Of course. Aida. Lovely Aida fabric with its perfect grid of squares, big (30 count) and small (14 count). Cotton, open weave, appealing. Usually plain although sometimes flecked, often white or cream, red or green at Christmas (the perfect background for a stocking), black if you have your eye in and want a challenge (everyone’s choice for Halloween).
For me, Aida means the start of my stitching journey, stitching comfortably, stitching with ease (now, not then). It makes me think of my first project (as well as my second, my third), when I committed to producing acorns and squirrels for an Autumn sampler by Moira Blackburn. I still stitch on Aida because I like the effect. It’s folky and upbeat; I like that. It looks very different to linen and in that difference lies its charm. It makes me think of samplers, which I love, and stitching bookmarks at school. They had frayed edges, the fabric extremely soft, cream Aida getting dirtier by the day as it collided with exercise books, pencils, and a leaky pen in my backpack (I wasn’t a neat child, rather I liked getting immersed in things and forgetting time and tidiness). It makes me think of kits, exciting, contained, everything you need in a plastic bag, floss/fabric/a shiny needle, always a square of Aida tucked inside.
When I started stitching, with my acorns and squirrels and lovely curled leaves making their way into my first ever border, I wondered about the name ‘Aida’. How did you pronounce it? Where did it come from? Who was this Aida? I imaged her as a person, someone who had the idea for this clever fabric but had been left out of history. I imagined her creating it on some home loom and then stitching crosses on it in the evening as the light went down over medieval chimney tops. Then I thought of other women with the name Aida (or Ada). The first who came to mind was Ada, Countess of Lovelace, a mathematician whose ground-breaking ideas on algorithms led to the first computer. I thought of links between the grid of fabric before me and the grid of a future world wide web. Aida and Ada joined together as we commune online. I thought of Verdi’s eponymous opera, where Aida is an Ethiopian princess. Isn’t there even a line about ‘Celeste Aida’, heavenly Aida? It certainly is to many of us who stitch.

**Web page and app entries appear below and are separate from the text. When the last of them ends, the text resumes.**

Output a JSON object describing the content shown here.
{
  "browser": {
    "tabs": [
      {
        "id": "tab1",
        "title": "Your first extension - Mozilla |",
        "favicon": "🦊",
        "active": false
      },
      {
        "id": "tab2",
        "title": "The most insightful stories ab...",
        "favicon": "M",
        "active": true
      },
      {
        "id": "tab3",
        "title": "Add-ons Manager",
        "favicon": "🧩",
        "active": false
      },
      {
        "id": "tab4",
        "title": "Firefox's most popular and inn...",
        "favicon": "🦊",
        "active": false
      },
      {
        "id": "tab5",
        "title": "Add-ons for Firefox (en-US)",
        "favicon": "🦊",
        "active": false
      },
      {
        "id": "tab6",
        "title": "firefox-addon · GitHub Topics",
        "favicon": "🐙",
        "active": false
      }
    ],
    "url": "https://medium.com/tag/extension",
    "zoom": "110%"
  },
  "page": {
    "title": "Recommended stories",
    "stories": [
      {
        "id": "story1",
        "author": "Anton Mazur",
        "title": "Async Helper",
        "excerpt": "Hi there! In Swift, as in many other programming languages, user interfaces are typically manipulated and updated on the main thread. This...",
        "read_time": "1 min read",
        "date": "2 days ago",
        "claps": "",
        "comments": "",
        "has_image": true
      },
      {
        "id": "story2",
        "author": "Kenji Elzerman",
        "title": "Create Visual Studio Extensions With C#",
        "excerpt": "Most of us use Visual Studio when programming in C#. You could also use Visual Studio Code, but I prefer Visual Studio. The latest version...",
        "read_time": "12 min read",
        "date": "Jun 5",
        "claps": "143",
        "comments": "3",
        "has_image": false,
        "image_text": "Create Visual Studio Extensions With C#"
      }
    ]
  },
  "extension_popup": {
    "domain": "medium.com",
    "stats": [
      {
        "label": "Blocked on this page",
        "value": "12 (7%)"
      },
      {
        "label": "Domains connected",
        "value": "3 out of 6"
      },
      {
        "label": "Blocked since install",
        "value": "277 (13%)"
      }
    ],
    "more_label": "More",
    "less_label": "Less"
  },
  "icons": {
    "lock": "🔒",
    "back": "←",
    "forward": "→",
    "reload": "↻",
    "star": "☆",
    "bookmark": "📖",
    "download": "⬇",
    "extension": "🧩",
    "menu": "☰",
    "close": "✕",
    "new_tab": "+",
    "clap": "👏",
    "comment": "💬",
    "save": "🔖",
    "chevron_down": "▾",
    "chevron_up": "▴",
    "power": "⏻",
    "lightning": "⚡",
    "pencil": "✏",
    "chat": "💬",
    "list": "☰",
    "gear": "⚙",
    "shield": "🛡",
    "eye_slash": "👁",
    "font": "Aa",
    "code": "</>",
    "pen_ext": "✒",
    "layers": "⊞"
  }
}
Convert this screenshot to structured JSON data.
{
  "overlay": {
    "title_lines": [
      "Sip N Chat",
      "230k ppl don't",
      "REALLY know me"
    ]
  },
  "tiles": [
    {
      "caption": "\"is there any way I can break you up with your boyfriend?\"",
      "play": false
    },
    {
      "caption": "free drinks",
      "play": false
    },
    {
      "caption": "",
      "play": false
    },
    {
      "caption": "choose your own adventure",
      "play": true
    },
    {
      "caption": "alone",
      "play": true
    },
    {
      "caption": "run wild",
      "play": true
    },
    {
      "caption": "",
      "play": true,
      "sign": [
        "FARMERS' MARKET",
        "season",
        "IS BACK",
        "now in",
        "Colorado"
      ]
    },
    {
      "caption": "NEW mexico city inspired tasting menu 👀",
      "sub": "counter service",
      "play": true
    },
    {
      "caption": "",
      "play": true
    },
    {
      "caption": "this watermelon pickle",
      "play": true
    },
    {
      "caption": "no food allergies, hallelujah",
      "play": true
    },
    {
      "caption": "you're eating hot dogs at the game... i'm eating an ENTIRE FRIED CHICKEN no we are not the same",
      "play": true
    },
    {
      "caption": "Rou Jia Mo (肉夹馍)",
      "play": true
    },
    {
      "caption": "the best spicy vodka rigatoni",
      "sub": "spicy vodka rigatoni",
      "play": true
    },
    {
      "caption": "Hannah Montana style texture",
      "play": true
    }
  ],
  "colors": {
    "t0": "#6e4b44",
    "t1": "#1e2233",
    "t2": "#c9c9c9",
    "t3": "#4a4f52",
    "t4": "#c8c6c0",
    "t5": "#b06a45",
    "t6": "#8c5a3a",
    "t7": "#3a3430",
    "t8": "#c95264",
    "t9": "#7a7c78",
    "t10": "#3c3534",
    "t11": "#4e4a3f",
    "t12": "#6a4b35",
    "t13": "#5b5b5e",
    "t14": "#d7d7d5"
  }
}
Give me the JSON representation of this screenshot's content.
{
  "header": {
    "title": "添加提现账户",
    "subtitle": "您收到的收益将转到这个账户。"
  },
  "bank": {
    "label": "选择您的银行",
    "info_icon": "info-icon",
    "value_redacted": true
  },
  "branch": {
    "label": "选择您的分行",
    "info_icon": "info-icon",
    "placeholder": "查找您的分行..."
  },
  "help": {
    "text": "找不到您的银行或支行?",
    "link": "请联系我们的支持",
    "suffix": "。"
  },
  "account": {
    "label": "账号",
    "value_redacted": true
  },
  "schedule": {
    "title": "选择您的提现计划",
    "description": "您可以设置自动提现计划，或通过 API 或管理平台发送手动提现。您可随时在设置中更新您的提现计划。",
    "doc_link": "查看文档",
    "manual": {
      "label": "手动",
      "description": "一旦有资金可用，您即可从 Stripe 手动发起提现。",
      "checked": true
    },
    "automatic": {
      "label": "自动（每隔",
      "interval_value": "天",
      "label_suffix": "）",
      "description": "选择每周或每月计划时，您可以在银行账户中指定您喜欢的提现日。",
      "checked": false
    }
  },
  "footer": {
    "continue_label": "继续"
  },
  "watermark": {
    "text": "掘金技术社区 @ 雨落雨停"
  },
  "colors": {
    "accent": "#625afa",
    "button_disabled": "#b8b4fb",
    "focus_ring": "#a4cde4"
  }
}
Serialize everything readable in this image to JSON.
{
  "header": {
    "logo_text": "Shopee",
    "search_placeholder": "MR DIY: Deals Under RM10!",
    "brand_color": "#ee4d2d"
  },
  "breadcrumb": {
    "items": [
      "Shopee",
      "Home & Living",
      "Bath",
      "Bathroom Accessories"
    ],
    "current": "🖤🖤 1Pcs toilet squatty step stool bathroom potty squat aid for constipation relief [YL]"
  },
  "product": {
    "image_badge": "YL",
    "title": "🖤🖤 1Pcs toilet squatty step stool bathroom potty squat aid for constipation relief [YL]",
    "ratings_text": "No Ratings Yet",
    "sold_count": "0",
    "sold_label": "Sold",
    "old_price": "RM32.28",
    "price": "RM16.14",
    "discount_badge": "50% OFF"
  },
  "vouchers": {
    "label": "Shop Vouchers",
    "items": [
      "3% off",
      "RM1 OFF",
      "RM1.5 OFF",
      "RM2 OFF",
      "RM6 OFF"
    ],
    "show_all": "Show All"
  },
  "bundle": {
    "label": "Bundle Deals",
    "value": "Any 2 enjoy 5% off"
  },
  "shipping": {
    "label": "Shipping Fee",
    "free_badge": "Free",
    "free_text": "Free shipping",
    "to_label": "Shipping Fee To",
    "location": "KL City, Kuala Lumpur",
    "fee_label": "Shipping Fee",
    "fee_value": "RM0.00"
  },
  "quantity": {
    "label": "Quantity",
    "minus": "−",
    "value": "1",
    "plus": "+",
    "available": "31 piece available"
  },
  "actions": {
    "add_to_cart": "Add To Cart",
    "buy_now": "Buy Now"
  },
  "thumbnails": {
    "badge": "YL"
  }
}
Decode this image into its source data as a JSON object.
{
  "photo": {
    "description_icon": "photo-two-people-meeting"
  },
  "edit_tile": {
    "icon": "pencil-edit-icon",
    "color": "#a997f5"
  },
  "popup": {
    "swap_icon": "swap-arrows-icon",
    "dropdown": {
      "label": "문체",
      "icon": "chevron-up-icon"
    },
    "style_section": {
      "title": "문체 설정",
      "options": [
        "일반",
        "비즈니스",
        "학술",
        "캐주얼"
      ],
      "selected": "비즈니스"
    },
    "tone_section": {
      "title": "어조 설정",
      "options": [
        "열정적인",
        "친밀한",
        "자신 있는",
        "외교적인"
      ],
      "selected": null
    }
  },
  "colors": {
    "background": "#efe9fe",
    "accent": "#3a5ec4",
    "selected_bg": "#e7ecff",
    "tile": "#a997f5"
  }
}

There actually seem to be conflicting ideas as to why the most popular of cross stitching fabrics is called Aida. Its earliest incarnation was called Java (another link to computing), but in the late 1800s it was renamed. Some think this was a canny marketing move designed to capture an audience transfixed by the popularity of Verdi’s opera. Its earlier form was apparently also marketed as ‘Toile Colbert’, a version of French Flax possibly named for Jean-Baptiste Colbert who was minister of finances under Louis XIV, and who laboured to rescue France from bankruptcy in the 1600s. Apparently he also worked at regulating guilds, especially the textile industry. I read that ‘if authorities found a merchant’s cloth to be unsatisfactory they were to tie him to a post with the cloth attached to him’. Brick House Fabrics have a wonderful article on this period here.
I like to stitch on different fabrics simply because they give different effects and I have a stash of linen and a stash of Aida, which I seem compelled to move between. I also Iike to stitch on lower count fabrics to give my eyes a break sometimes. At the moment I’m stitching a seasonal sampler on 28ct Lugano and a bookmark on 16ct Aida. Both look perfectly placed to me. I have some black Aida that I cant face stitching on (yet) and some cream Aida earmarked for another Moira Blackburn design. I like marrying the folky look of Aida with folky designs: birds and flowers, simple trees and fruit.
Aida then, remains a mainstay of my stitching life. I sit and stitch, my needle plying the squares of this simple grid and think of how so many of our stitching journeys began (and are maintained) right here. I think of rogue merchants in 17th century France, Italian operas, the nascent world of computing, and Ethiopian princesses. But I’m not doing anything fancy at all, I’m ‘just’ stitching on Aida.